(Dataset entries)

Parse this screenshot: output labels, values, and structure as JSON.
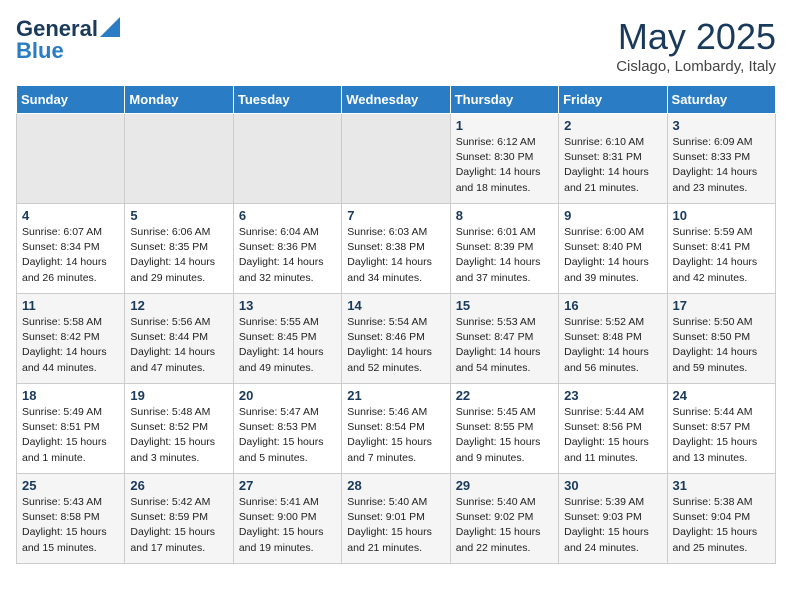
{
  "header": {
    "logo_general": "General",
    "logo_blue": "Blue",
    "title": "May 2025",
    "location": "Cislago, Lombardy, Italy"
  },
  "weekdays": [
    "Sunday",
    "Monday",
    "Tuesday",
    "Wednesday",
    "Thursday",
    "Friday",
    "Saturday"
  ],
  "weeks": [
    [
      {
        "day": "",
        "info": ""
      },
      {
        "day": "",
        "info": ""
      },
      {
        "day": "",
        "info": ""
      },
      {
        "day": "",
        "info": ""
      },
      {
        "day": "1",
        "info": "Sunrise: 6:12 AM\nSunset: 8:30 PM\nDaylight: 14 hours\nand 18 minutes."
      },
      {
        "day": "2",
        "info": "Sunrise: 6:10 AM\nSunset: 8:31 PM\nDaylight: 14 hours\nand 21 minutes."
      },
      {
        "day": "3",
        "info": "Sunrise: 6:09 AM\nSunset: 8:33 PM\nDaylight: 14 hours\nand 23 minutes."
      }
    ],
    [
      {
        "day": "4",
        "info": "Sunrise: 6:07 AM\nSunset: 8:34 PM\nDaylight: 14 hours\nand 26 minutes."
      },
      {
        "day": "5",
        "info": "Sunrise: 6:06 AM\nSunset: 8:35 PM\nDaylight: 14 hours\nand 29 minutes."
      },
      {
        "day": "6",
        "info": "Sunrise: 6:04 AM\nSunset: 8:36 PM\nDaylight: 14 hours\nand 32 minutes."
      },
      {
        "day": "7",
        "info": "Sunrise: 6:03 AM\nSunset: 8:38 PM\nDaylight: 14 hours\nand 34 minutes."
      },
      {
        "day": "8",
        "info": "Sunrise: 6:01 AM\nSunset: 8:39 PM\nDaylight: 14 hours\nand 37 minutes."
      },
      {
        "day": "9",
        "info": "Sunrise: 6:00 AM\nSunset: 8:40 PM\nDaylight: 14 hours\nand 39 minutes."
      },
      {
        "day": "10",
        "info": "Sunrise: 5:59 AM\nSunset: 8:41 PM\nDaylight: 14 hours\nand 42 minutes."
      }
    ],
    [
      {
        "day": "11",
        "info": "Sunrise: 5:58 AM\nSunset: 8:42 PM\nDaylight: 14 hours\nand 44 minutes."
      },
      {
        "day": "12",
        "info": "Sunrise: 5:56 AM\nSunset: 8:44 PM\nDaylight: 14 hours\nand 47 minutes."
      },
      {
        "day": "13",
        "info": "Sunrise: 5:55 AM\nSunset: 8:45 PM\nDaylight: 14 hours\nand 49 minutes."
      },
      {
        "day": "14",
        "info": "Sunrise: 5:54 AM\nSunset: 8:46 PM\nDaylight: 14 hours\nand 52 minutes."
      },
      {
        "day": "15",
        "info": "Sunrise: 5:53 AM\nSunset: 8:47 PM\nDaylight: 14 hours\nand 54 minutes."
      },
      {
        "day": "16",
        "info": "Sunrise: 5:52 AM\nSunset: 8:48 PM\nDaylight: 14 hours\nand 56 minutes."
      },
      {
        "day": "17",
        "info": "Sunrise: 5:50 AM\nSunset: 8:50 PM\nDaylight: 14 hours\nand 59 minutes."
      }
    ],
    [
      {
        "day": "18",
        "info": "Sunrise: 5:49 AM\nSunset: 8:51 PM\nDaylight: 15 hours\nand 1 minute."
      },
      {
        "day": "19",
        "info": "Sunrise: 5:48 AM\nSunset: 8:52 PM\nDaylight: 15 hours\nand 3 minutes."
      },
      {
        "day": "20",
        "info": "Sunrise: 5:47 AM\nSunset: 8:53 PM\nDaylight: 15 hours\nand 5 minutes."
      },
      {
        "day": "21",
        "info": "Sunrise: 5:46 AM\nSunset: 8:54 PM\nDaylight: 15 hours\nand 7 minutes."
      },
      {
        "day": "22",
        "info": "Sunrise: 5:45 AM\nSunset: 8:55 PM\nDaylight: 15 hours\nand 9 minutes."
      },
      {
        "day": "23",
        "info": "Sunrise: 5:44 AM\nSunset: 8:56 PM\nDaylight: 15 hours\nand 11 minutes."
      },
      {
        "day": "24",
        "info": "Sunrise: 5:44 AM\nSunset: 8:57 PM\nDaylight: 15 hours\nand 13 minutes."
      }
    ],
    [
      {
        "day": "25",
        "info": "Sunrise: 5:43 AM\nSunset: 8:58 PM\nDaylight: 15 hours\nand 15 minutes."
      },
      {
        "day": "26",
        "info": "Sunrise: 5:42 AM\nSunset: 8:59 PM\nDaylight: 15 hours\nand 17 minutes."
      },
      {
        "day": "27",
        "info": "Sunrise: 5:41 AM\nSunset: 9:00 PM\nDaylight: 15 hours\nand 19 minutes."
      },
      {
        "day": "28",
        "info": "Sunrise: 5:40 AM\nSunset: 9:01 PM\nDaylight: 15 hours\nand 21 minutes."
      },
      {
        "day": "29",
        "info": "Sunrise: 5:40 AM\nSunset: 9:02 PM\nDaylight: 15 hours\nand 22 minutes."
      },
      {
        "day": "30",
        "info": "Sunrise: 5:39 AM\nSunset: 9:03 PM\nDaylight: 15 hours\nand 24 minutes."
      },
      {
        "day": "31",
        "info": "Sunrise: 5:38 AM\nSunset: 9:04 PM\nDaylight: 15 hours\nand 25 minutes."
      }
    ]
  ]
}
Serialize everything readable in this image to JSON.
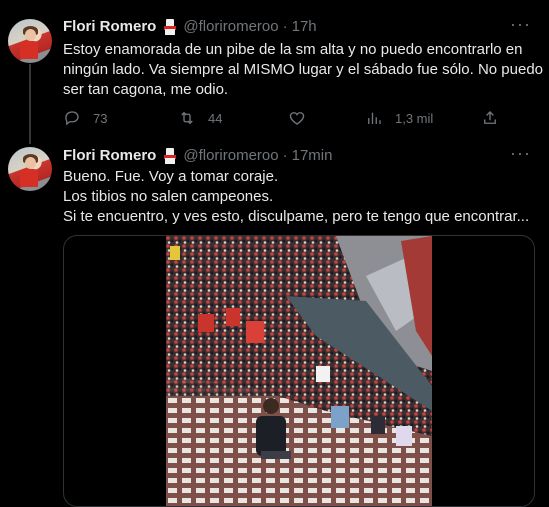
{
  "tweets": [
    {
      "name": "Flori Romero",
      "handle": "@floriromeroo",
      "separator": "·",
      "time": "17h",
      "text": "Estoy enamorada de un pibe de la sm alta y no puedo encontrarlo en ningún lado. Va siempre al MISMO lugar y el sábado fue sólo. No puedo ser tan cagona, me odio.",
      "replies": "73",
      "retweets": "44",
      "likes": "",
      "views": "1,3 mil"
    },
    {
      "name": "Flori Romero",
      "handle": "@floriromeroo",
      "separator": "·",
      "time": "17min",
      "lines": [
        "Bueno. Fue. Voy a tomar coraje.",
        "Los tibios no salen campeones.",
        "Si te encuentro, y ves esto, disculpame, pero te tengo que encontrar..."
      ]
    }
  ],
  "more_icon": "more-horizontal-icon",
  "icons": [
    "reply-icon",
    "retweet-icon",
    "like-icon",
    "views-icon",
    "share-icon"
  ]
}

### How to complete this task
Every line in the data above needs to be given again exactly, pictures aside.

### Written reply
Parse this screenshot: output labels, values, and structure as JSON.
{
  "header": {
    "logo_general": "General",
    "logo_blue": "Blue",
    "title": "May 2025",
    "location": "Cislago, Lombardy, Italy"
  },
  "weekdays": [
    "Sunday",
    "Monday",
    "Tuesday",
    "Wednesday",
    "Thursday",
    "Friday",
    "Saturday"
  ],
  "weeks": [
    [
      {
        "day": "",
        "info": ""
      },
      {
        "day": "",
        "info": ""
      },
      {
        "day": "",
        "info": ""
      },
      {
        "day": "",
        "info": ""
      },
      {
        "day": "1",
        "info": "Sunrise: 6:12 AM\nSunset: 8:30 PM\nDaylight: 14 hours\nand 18 minutes."
      },
      {
        "day": "2",
        "info": "Sunrise: 6:10 AM\nSunset: 8:31 PM\nDaylight: 14 hours\nand 21 minutes."
      },
      {
        "day": "3",
        "info": "Sunrise: 6:09 AM\nSunset: 8:33 PM\nDaylight: 14 hours\nand 23 minutes."
      }
    ],
    [
      {
        "day": "4",
        "info": "Sunrise: 6:07 AM\nSunset: 8:34 PM\nDaylight: 14 hours\nand 26 minutes."
      },
      {
        "day": "5",
        "info": "Sunrise: 6:06 AM\nSunset: 8:35 PM\nDaylight: 14 hours\nand 29 minutes."
      },
      {
        "day": "6",
        "info": "Sunrise: 6:04 AM\nSunset: 8:36 PM\nDaylight: 14 hours\nand 32 minutes."
      },
      {
        "day": "7",
        "info": "Sunrise: 6:03 AM\nSunset: 8:38 PM\nDaylight: 14 hours\nand 34 minutes."
      },
      {
        "day": "8",
        "info": "Sunrise: 6:01 AM\nSunset: 8:39 PM\nDaylight: 14 hours\nand 37 minutes."
      },
      {
        "day": "9",
        "info": "Sunrise: 6:00 AM\nSunset: 8:40 PM\nDaylight: 14 hours\nand 39 minutes."
      },
      {
        "day": "10",
        "info": "Sunrise: 5:59 AM\nSunset: 8:41 PM\nDaylight: 14 hours\nand 42 minutes."
      }
    ],
    [
      {
        "day": "11",
        "info": "Sunrise: 5:58 AM\nSunset: 8:42 PM\nDaylight: 14 hours\nand 44 minutes."
      },
      {
        "day": "12",
        "info": "Sunrise: 5:56 AM\nSunset: 8:44 PM\nDaylight: 14 hours\nand 47 minutes."
      },
      {
        "day": "13",
        "info": "Sunrise: 5:55 AM\nSunset: 8:45 PM\nDaylight: 14 hours\nand 49 minutes."
      },
      {
        "day": "14",
        "info": "Sunrise: 5:54 AM\nSunset: 8:46 PM\nDaylight: 14 hours\nand 52 minutes."
      },
      {
        "day": "15",
        "info": "Sunrise: 5:53 AM\nSunset: 8:47 PM\nDaylight: 14 hours\nand 54 minutes."
      },
      {
        "day": "16",
        "info": "Sunrise: 5:52 AM\nSunset: 8:48 PM\nDaylight: 14 hours\nand 56 minutes."
      },
      {
        "day": "17",
        "info": "Sunrise: 5:50 AM\nSunset: 8:50 PM\nDaylight: 14 hours\nand 59 minutes."
      }
    ],
    [
      {
        "day": "18",
        "info": "Sunrise: 5:49 AM\nSunset: 8:51 PM\nDaylight: 15 hours\nand 1 minute."
      },
      {
        "day": "19",
        "info": "Sunrise: 5:48 AM\nSunset: 8:52 PM\nDaylight: 15 hours\nand 3 minutes."
      },
      {
        "day": "20",
        "info": "Sunrise: 5:47 AM\nSunset: 8:53 PM\nDaylight: 15 hours\nand 5 minutes."
      },
      {
        "day": "21",
        "info": "Sunrise: 5:46 AM\nSunset: 8:54 PM\nDaylight: 15 hours\nand 7 minutes."
      },
      {
        "day": "22",
        "info": "Sunrise: 5:45 AM\nSunset: 8:55 PM\nDaylight: 15 hours\nand 9 minutes."
      },
      {
        "day": "23",
        "info": "Sunrise: 5:44 AM\nSunset: 8:56 PM\nDaylight: 15 hours\nand 11 minutes."
      },
      {
        "day": "24",
        "info": "Sunrise: 5:44 AM\nSunset: 8:57 PM\nDaylight: 15 hours\nand 13 minutes."
      }
    ],
    [
      {
        "day": "25",
        "info": "Sunrise: 5:43 AM\nSunset: 8:58 PM\nDaylight: 15 hours\nand 15 minutes."
      },
      {
        "day": "26",
        "info": "Sunrise: 5:42 AM\nSunset: 8:59 PM\nDaylight: 15 hours\nand 17 minutes."
      },
      {
        "day": "27",
        "info": "Sunrise: 5:41 AM\nSunset: 9:00 PM\nDaylight: 15 hours\nand 19 minutes."
      },
      {
        "day": "28",
        "info": "Sunrise: 5:40 AM\nSunset: 9:01 PM\nDaylight: 15 hours\nand 21 minutes."
      },
      {
        "day": "29",
        "info": "Sunrise: 5:40 AM\nSunset: 9:02 PM\nDaylight: 15 hours\nand 22 minutes."
      },
      {
        "day": "30",
        "info": "Sunrise: 5:39 AM\nSunset: 9:03 PM\nDaylight: 15 hours\nand 24 minutes."
      },
      {
        "day": "31",
        "info": "Sunrise: 5:38 AM\nSunset: 9:04 PM\nDaylight: 15 hours\nand 25 minutes."
      }
    ]
  ]
}
Serialize everything readable in this image to JSON.
{
  "tweets": [
    {
      "name": "Flori Romero",
      "handle": "@floriromeroo",
      "separator": "·",
      "time": "17h",
      "text": "Estoy enamorada de un pibe de la sm alta y no puedo encontrarlo en ningún lado. Va siempre al MISMO lugar y el sábado fue sólo. No puedo ser tan cagona, me odio.",
      "replies": "73",
      "retweets": "44",
      "likes": "",
      "views": "1,3 mil"
    },
    {
      "name": "Flori Romero",
      "handle": "@floriromeroo",
      "separator": "·",
      "time": "17min",
      "lines": [
        "Bueno. Fue. Voy a tomar coraje.",
        "Los tibios no salen campeones.",
        "Si te encuentro, y ves esto, disculpame, pero te tengo que encontrar..."
      ]
    }
  ],
  "more_icon": "more-horizontal-icon",
  "icons": [
    "reply-icon",
    "retweet-icon",
    "like-icon",
    "views-icon",
    "share-icon"
  ]
}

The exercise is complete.